This "net neutrality" debate hinges on whether the FCC should allow Internet service providers to set up deals with companies to stream their content faster than others. Many big ISPs (think Verizon, AT&T, etc) want that option. Opponents, of which this Editorial Board is one, say Internet access should be equal for all.
Friday marks an important date for you to share your opinion. That's when the FCC will close the public comment period involving its latest proposals, issued in May.
The period was supposed to close Tuesday, but so many people were — yes — using the Internet to weigh in, the FCC's website basically crashed. You can visit www.fcc.gov/comments and submit comments under "Protecting and Promoting the Open Internet." Or you can send an email to email@example.com.
Upon closing and review of these comments, another public comment opportunity will open when the FCC releases follow-up information.

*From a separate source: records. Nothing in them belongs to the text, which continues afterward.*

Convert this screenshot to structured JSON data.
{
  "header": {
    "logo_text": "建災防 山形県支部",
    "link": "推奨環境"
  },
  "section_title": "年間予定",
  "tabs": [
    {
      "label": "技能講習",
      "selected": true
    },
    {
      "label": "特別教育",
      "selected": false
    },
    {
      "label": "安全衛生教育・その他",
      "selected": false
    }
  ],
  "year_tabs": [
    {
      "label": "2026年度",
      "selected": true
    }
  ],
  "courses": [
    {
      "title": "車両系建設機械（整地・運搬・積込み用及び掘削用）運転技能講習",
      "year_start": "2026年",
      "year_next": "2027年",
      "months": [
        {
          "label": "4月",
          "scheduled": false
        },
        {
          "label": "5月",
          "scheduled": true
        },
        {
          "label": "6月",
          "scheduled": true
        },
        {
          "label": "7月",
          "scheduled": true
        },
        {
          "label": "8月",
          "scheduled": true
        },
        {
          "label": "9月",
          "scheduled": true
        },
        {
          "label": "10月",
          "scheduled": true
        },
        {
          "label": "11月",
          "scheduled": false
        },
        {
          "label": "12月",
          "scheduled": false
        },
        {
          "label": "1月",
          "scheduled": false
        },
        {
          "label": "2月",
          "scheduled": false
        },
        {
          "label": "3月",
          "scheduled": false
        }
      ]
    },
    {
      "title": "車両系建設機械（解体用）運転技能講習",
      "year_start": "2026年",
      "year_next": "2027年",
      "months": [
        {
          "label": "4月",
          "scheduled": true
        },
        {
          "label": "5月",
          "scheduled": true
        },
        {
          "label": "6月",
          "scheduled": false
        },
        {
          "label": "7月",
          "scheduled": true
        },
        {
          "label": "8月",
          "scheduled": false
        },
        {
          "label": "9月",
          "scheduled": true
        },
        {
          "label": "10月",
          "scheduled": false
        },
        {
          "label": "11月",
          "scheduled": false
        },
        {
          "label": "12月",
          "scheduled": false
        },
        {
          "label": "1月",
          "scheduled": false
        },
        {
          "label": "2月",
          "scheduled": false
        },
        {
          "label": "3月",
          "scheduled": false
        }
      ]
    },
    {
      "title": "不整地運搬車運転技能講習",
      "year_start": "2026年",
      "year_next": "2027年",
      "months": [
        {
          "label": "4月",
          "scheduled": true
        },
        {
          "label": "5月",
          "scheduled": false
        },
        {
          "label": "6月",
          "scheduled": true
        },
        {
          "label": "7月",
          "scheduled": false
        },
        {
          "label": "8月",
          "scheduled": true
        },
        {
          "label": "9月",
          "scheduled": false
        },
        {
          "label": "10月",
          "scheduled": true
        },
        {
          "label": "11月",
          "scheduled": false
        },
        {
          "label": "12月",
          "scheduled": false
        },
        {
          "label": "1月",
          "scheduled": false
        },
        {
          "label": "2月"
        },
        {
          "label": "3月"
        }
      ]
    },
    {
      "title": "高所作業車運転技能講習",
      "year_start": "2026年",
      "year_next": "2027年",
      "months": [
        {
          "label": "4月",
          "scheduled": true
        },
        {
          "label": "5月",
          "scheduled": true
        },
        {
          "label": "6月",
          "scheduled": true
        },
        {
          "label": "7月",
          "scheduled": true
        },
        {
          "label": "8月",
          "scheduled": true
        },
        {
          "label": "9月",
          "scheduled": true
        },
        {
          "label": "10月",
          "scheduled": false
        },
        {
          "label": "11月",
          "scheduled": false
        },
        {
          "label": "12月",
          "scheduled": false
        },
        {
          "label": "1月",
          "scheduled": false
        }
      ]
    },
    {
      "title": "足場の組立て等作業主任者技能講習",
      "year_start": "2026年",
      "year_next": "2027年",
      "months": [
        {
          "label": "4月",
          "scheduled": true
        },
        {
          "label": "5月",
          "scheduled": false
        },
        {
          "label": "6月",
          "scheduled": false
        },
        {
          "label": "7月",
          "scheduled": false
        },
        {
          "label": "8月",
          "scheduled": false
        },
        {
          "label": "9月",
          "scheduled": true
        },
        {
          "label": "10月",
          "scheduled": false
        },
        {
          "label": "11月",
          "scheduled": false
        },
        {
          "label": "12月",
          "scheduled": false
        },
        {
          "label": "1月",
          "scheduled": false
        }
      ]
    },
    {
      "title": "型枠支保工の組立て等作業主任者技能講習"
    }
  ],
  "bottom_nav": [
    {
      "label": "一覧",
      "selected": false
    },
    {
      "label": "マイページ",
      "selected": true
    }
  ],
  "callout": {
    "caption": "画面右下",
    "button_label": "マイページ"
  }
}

Understandably, interest is high both for the mega-sized providers and, more importantly, the mega millions of small businesses, organizations and entrepreneurs that face an uneven playing field under potential "preferred access" deals.
Look no further than Facebook, Google, Twitter and Netflix. Each started as a fledgling operation. Thanks to an open Internet, each became hugely successful. That access is why they all joined many companies in the Internet Association, which is pushing "to create strong, enforceable net neutrality rules for wired and mobile networks." A trio of points make their case very compelling:
. The Internet should be free from censorship, discrimination and anti-competitive behavior, protected by simple and enforceable rules that ensure a consumer's equal access to content they want.
. Broadband subscribers should get the bandwidth they are paying for — content should be treated equally, without degradations in speed or quality. No artificial slow lanes.
. No matter how users choose to connect to the Internet, net neutrality rules should apply universally on wireless and wired networks.
Agree? Disagree? Jump on the Internet by Friday to share your views with FCC.
Albert Lea Tribune, July 17
All-Star Game benefited state
Target Field and the city of Minneapolis hosted the All-Star Game on Tuesday and just about everything went well. The weather was unseasonably cool, but that proved to be a blessing as the humidity levels were down. It was a great time to be outdoors.
Tens of thousands of baseball fans visited downtown Minneapolis, getting a glimpse of a beautiful, clean, safe, navigable major American city. There was no crime or mayhem either to detract from the sports proceedings. Merchants and restaurateurs did well, according to news reports. And Albert Lea, as a freeway stop, typically benefits from the Twin Cities being seen as a place to host major events. The success of the All-Star Game is good for Minnesota as a whole.
A rainbow graced the home run derby on Monday, and a rain delay pushed back the event, which resulted in late-night fireworks. The booms and bangs at 12:30 p.m. didn't set well with sleeping Minneapolitans. That was about the only hitch during the All-Star festivities that could be cited. It was small price to pay for the publicity and economic benefits.